Outside cellars are satisfactory if properly constructed They may be used for other vegetables. The walls should be stone, brick or concrete and the roof should be provided with air chambers, to make it frost proof. The cellar may be of any desired dimensions, 14 × 18 feet being the most common, and dug to any convenient depth and the walls built up even or slightly above the ground level. Rafters and boards may be used in the roof construction, or boards alone if provision is made for a ridge pole and purlins and supports between ridge pole and side walls. The roof should be covered with soil, sods, manure or other material, to furnish additional protection from cold. Small cupolas or ventilating shafts should be built through the center of the pit at intervals of about 15 feet. The gable ends should contain windows for light and ventilation.

Pits of both permanent and temporary character are in common use. They vary in width from 8 to 18 feet. The wider pits are more economical in construction for the amount of storage space provided, and are more convenient in use. These pits are dug about 2 feet deep, and the sides made of brick, stone, concrete or wood. A well-drained location should be selected for the pits near the farm buildings, where it will be convenient to care for them and to prepare the crop for market. The roof construction may be of boards or concrete, and provision must be made for ventilation, as explained in the previous paragraph. Strawy horse manure is excellent to cover the roof. Inexpensive pits should be in more general use among growers who do not produce enough winter cabbage to justify the erection of storage houses.

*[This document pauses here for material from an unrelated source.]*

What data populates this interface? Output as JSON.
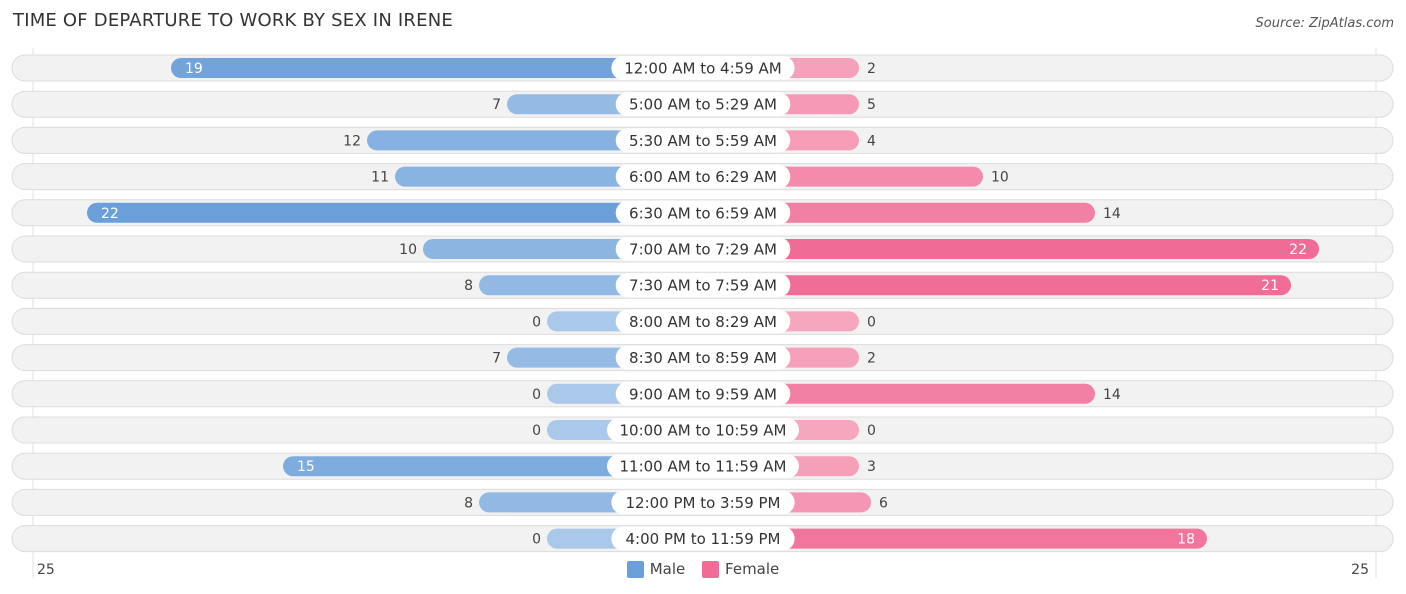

Various methods of burying or partial burying are in use. Where the winters are mild, little protection is necessary. Near Washington, D. C, the plants are pulled and stood upright in long, shallow trenches 5 or 6 feet wide; a furrow is thrown up on both sides and marsh hay spread over the tops of the heads, the amount of hay being increased when the weather becomes severe. With this plan the heads become solid and may be easily removed at any time during the winter. Farther north the plan is modified by making narrow trenches and providing better protection by using more soil, hay or manure. A favorite plan in southern Maryland is to turn the heads where they grow toward the north, and to cover the stems and the lower part of the heads with earth. If preferred, the heads may be gathered together and protected in this way.

On Long Island a very common method is to draw a furrow 6 to 8 inches deep, pull and place the plants in the trench with heads down. A furrow thrown from each side completes the work of burying. This makes a covering of about 1 foot of soil, which is ample for that locality.

The following plan of burying cabbage has been successful and may be used in all parts of the North: The crop is cut with sharp hatchets, stubs 4 or 5 inches long being left for convenience in handling. If preferred, the crop may be gathered and hauled to a convenient, well-drained field near the barn or other building to be used in preparing the crop for market. The heads are placed on top of the ground, in long rows, three heads in width, side by side, the rows running up and down the slope of the land, to provide drainage. The usual custom is to invert the heads, but better protection is afforded by placing them on their sides, with the outer leaves beneath. A layer of cabbage one or two heads in width may be placed on top, but this increases the labor of burying. The windrows should be far enough apart to drive between them with a wagon.

After the crop has been placed in this manner a two-horse plow is used in drawing two furrows on each side of the windrows, as much soil as possible being thrown over the cabbage. The burying is finished with shovels, when care is taken to get 5 to 6 inches of soil over the cabbage. If buried about the middle of November, the soil will afford sufficient protection for at least a month, when 3 or 4 inches of manure should be thrown over the ridges. Additional manure may be used in the coldest localities. If more convenient, the manure may be applied immediately after burying, but there is no necessity for making such an early application. If the cabbage is sound, there should be no loss from this method. If handled on a large scale, the actual cost of burying, aside from the use of manure, which should not be reckoned, will not exceed 60 cents a thousand heads.

The most serious objection to burying is the unpleasantness of taking out the cabbage in very cold weather. Large quantities, however, may be removed on the mildest days and stored in the barn or the cellar to meet the daily demand.